    Art: I've read that even minor errors in fit can make armor much more of a burden.

    I can attest to this, where modern armor is concerned. A helmet or flack vest that's only slightly too loose or too tight feels about twice as heavy.

  • Erik says:

    I used to fight for the SCA and most of us wore either stiff leather (about 1/3 inch thick) with some metal strips to reinforce it, or molded plastic plate. Both have pretty substantial padding underneath. My own rig was overlapping plates of HDPE that were 1/4 inch thick and about 4 inches wide for breastplate, and then solid pieces for arms and legs, attached to pieces of soft leather with rivets to hold it all together. The only metal bits were joints and helmets. I made it to specifications for a suit of 15th century-ish northern european field plate that someone else in my group gave me. Whole thing weighed about 20 pounds (with sword and shield more like 28), which is about 40% what a suit of steel armor with similar strength would have weighed. Because I quite literally molded it to my body, it was extremely easy to move in, and I could wear it all day without too much problem (so long as it wasn't too hot). Our weapons are about the same weight as real swords and, had I been in better shape and done this as more than an occasional hobby (i.e. if I did it for a living), I've no doubt that I could have fought in a similar suit that weighed twice as much. Like a hiking backpack, the key to wearing plate is good weight distribution, if it's all carried by your shoulders, you're going to tire much much faster than if it is carried equally by your hips. Each suit has to be custom-strapped for the person wearing it or it won't work properly.

  • Muhr says:

    Here's a video of a curator at the Met museum discussing armor. In it he infers that 50-60 lb armor isn't considered heavy although he doesn't distinguish between jousting armor or melee armor. He argues against the idea that mounting a horse in full armor was that difficult. He shows some old video (@33:36) of a man in authentic armor mounting a horse easily although he doesn't mention the weight, but I'm assuming the 50-60 lb weight would be accurate.

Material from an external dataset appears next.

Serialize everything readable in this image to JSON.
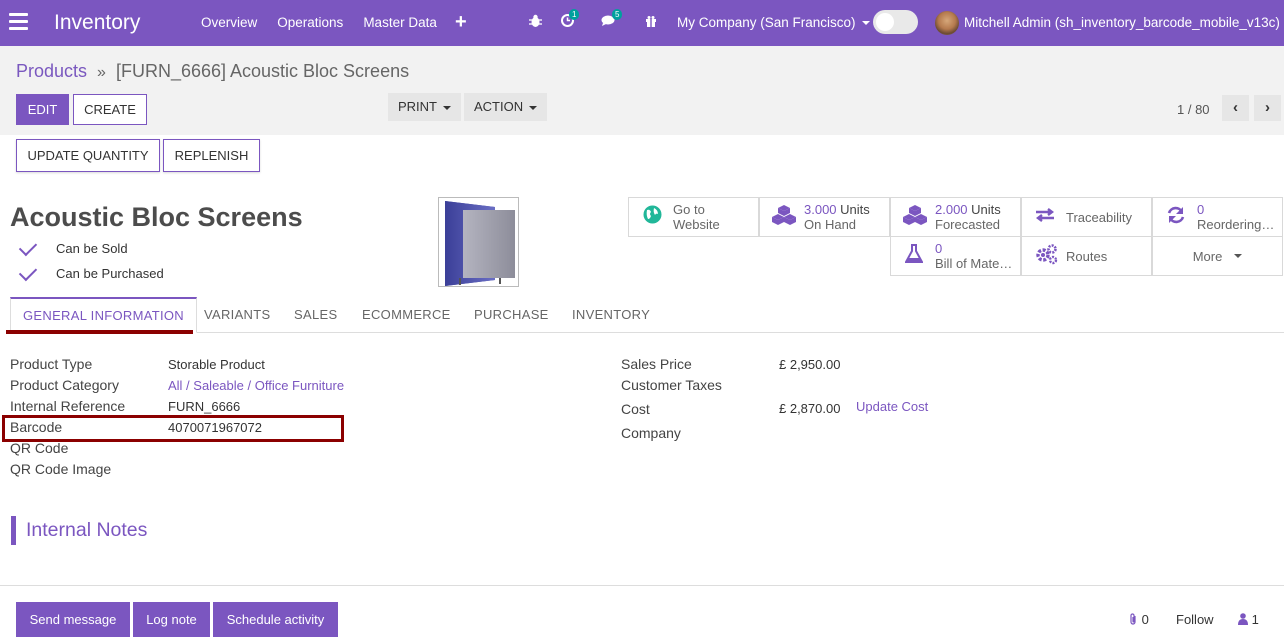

One of the best parts (starts a little after 34:23 but the set up is good as well) is of a guy in 50 lb armor running with a 3 foot sword, he's moving swiftly.

    http://www.youtube.com/watch?v=NqC_squo6X4

    Here's another video of an armored guy on horseback deliberating falling off his horse and getting back to his feet. I don't know how much his armor weighs, however. He mentions full Milanese armor weighing under 80 lbs and he doesn't seem to imply that being too heavy.

    http://www.youtube.com/watch?v=WMuNXWFPewg